Mental health care in Massachusetts is sometimes a hit or miss proposition. Especially if you’re poor or indigent, or may present a danger to yourself or others.
For the 14-bed locked hospital unit at Carney — now owned by Steward Health Care — it apparently was such a “miss” proposition that they ended up sacking the entire staff. Yes, you heard me — all 29 psychiatric nurses and mental health counselors were let go about a month ago.
Is it possible that 29 different professionals really were responsible for the four complaints? Or is this a perfect example of incompetent management and senior hospital executives covering their asses, and trying to put the best foot forward to keep their beds licensed by the state?
Gee, I wonder.
The four complaints were serious and pointed to serious deficiencies in oversight and training at Carney:
State child protection investigators concluded that four of the complaints were valid, based on interviews and other information. In one case, a mental health counselor allegedly assaulted a 16-year-old female patient. In another, a counselor reportedly assaulted a 15-year-old male patient. One of those incidents involved a sexual assault, Carney officials said.
A third validated complaint, of neglect, involved an apparent relationship between two patients — a 15-year-old boy and a 16-year-old girl — indicating a lack of proper supervision on the unit.
The Department of Mental Health also investigated the three cases and found that staff “acted in a manner that was dangerous, illegal, and inhumane,” according to the agency’s letters describing the findings, which were obtained by the Globe through a freedom of in formation request.
The people responsible for these abuses should’ve already been fired. And not only fired, but brought up on criminal charges.
So who advised Bill Walczak, president of Carney Hospital, to make the move to fire his entire psychiatry staff? Was it an expert panel of mental health professionals or consultants who came in to systematically and objectively evaluate the program based upon interviews and data?
Of course not. It was based upon the opinion of a private attorney’s law firm. Yes, lawyers recommended firing the entire staff. One can only guess as to the rationale, but I’d assume “limiting liability” was near the top of the list.

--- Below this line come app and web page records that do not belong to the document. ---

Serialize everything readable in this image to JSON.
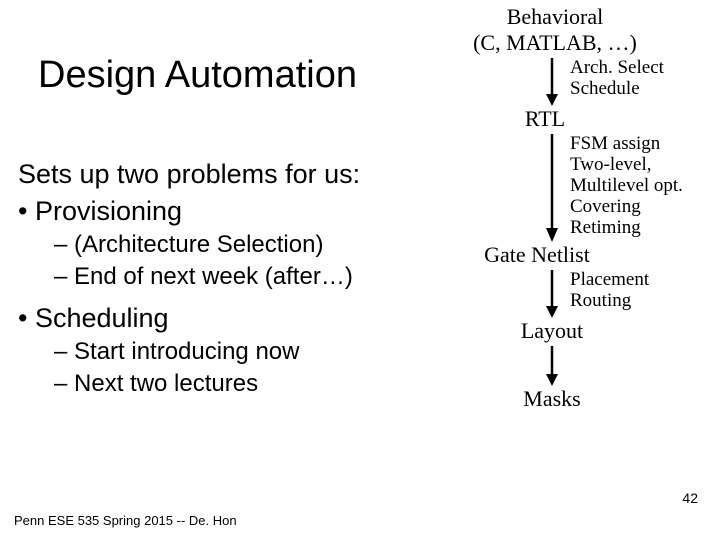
{
  "title": "Design Automation",
  "lead": "Sets up two problems for us:",
  "bullets": {
    "provisioning": "• Provisioning",
    "provisioning_sub1": "– (Architecture Selection)",
    "provisioning_sub2": "– End of next week (after…)",
    "scheduling": "• Scheduling",
    "scheduling_sub1": "– Start introducing now",
    "scheduling_sub2": "– Next two lectures"
  },
  "flow": {
    "behavioral_l1": "Behavioral",
    "behavioral_l2": "(C, MATLAB, …)",
    "step1_l1": "Arch. Select",
    "step1_l2": "Schedule",
    "rtl": "RTL",
    "step2_l1": "FSM assign",
    "step2_l2": "Two-level,",
    "step2_l3": "Multilevel opt.",
    "step2_l4": "Covering",
    "step2_l5": "Retiming",
    "gate": "Gate Netlist",
    "step3_l1": "Placement",
    "step3_l2": "Routing",
    "layout": "Layout",
    "masks": "Masks"
  },
  "slide_num": "42",
  "footer": "Penn ESE 535 Spring 2015 -- De. Hon"
}
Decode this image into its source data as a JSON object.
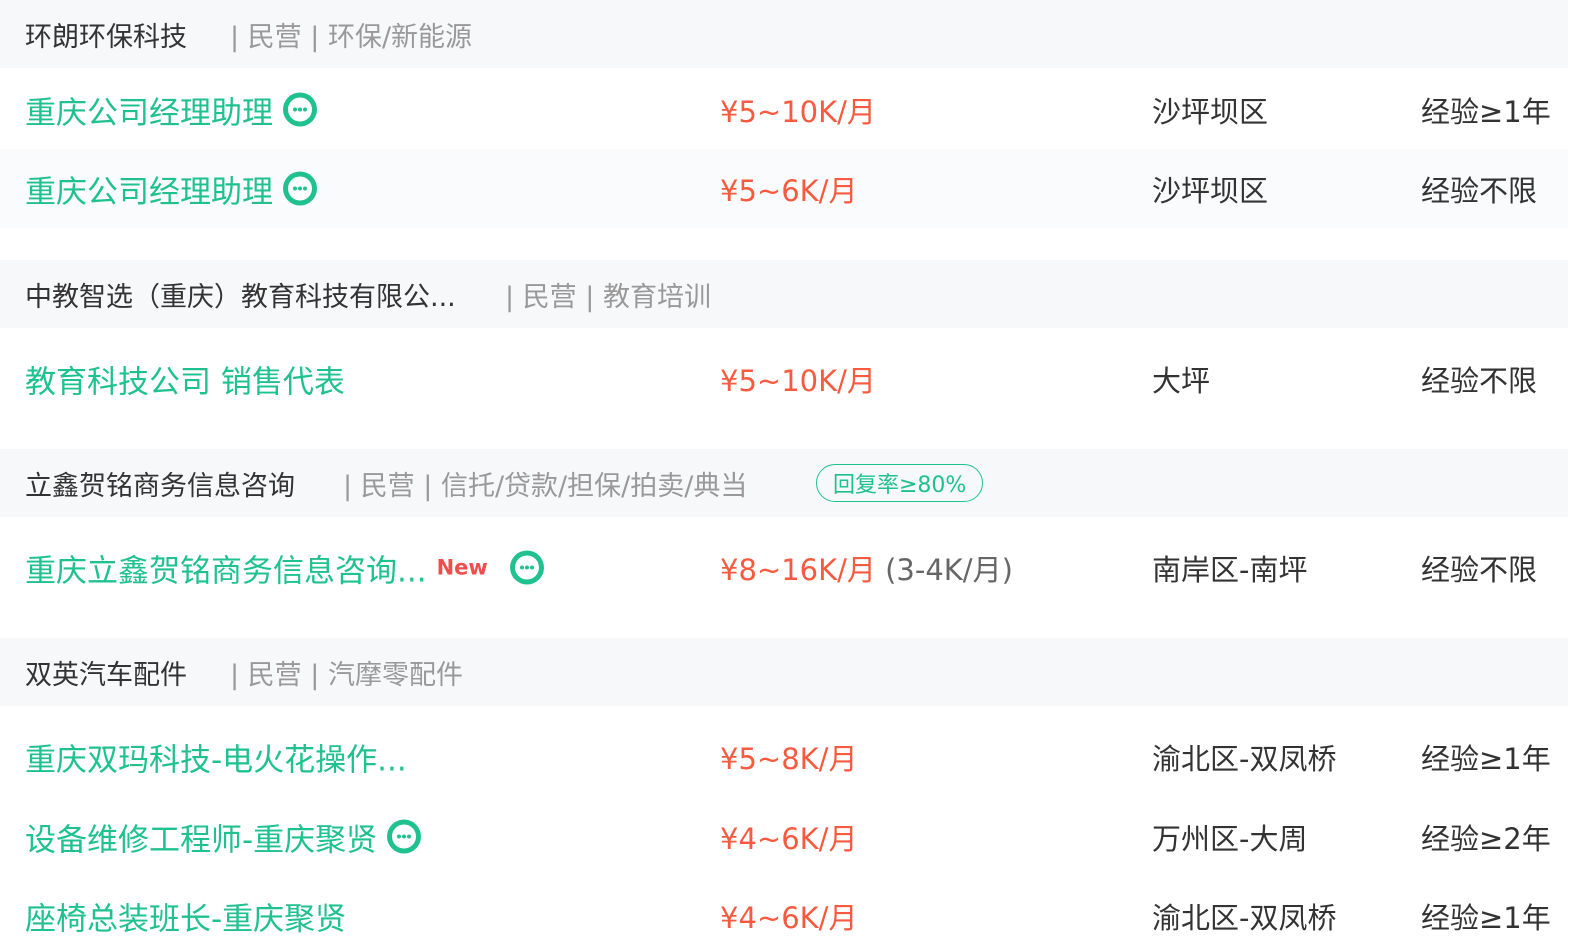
{
  "companies": [
    {
      "name": "环朗环保科技",
      "meta": "| 民营 | 环保/新能源",
      "jobs": [
        {
          "title": "重庆公司经理助理",
          "salary": "¥5~10K/月",
          "location": "沙坪坝区",
          "experience": "经验≥1年",
          "chat_icon": "chat-icon"
        },
        {
          "title": "重庆公司经理助理",
          "salary": "¥5~6K/月",
          "location": "沙坪坝区",
          "experience": "经验不限",
          "chat_icon": "chat-icon"
        }
      ]
    },
    {
      "name": "中教智选（重庆）教育科技有限公...",
      "meta": "| 民营 | 教育培训",
      "jobs": [
        {
          "title": "教育科技公司 销售代表",
          "salary": "¥5~10K/月",
          "location": "大坪",
          "experience": "经验不限"
        }
      ]
    },
    {
      "name": "立鑫贺铭商务信息咨询",
      "meta": "| 民营 | 信托/贷款/担保/拍卖/典当",
      "badge": "回复率≥80%",
      "jobs": [
        {
          "title": "重庆立鑫贺铭商务信息咨询...",
          "new_label": "New",
          "salary": "¥8~16K/月",
          "salary_sub": "(3-4K/月)",
          "location": "南岸区-南坪",
          "experience": "经验不限",
          "chat_icon": "chat-icon"
        }
      ]
    },
    {
      "name": "双英汽车配件",
      "meta": "| 民营 | 汽摩零配件",
      "jobs": [
        {
          "title": "重庆双玛科技-电火花操作...",
          "salary": "¥5~8K/月",
          "location": "渝北区-双凤桥",
          "experience": "经验≥1年"
        },
        {
          "title": "设备维修工程师-重庆聚贤",
          "salary": "¥4~6K/月",
          "location": "万州区-大周",
          "experience": "经验≥2年",
          "chat_icon": "chat-icon"
        },
        {
          "title": "座椅总装班长-重庆聚贤",
          "salary": "¥4~6K/月",
          "location": "渝北区-双凤桥",
          "experience": "经验≥1年"
        }
      ]
    }
  ],
  "colors": {
    "accent": "#1fc28e",
    "salary": "#f75a3f",
    "new": "#f04d4d",
    "header_bg": "#f7f8fa"
  }
}
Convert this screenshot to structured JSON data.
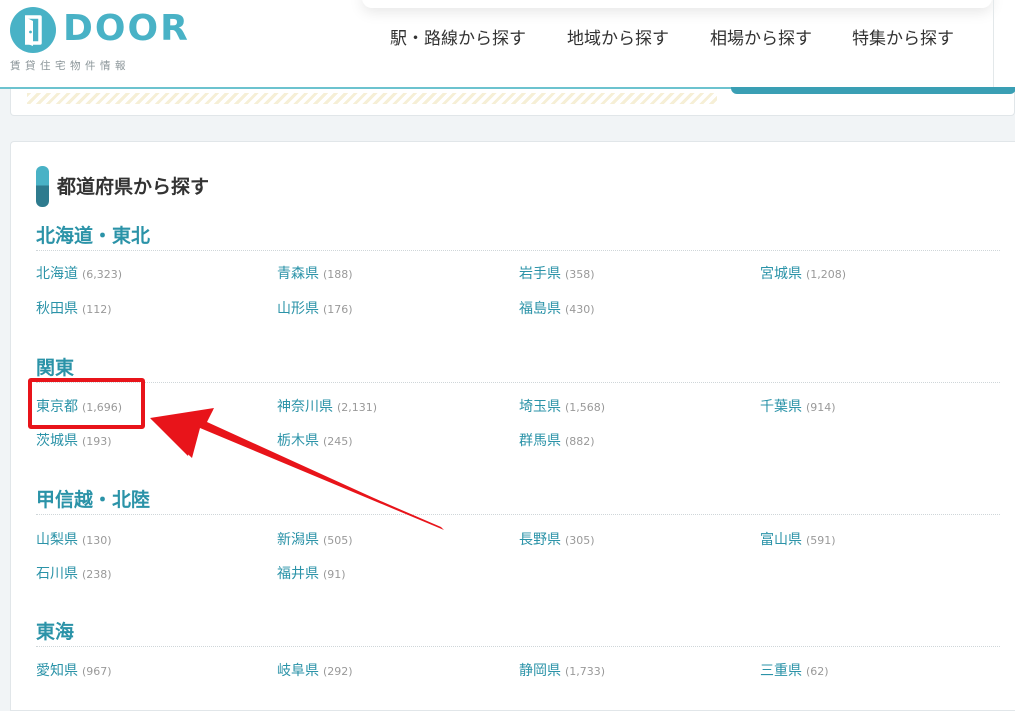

The firings didn’t just affect the people who worked with the patients. Also fired were two top managers (it’s not clear if this affected all of the managers on the unit or not), the vice president of patient care services and the nurse manager of psychiatry.
The nurses, for their part, say the concerns they had brought to the attention to this same management over the years were largely ignored:
For years the nurses expressed their concerns about the unsafe/unsatisfactory environment and the lack of management leadership. For the most part the nurses were ignored,” the letter said.
Which begs the question — if you have caring, devoted staff who are doing the best they can with limited resources, and they bring problems to management, and management largely ignores them, why are you firing the nurses not responsible for the abuse?
Why not simply focus on the staff who are problematic and have a record of performance problems at work? Why not simply focus on the managers and senior executives who failed to listen to their own staff’s recommendations and concerns?
It seems that in an attempt to bring catharsis and clean house, the baby may have been thrown out with the bathwater. Instead of focusing on just the most problematic staffers and managers, the lawyers recommended firing everyone.
The Massachusetts Department of Public Health should consider doing the same to Steward’s Carney Hospital. Fire them (revoke their license for these psychiatric beds), and find another hospital group of competent mental health professionals who can take over the job in a responsible manner that doesn’t require the sacking of an entire hospital unit in order to “fix” abuse problems.
Read the full article: Complaint tally grows at Carney psych unit
This article was edited on 12 Jul 2011 to reflect nuances in wording.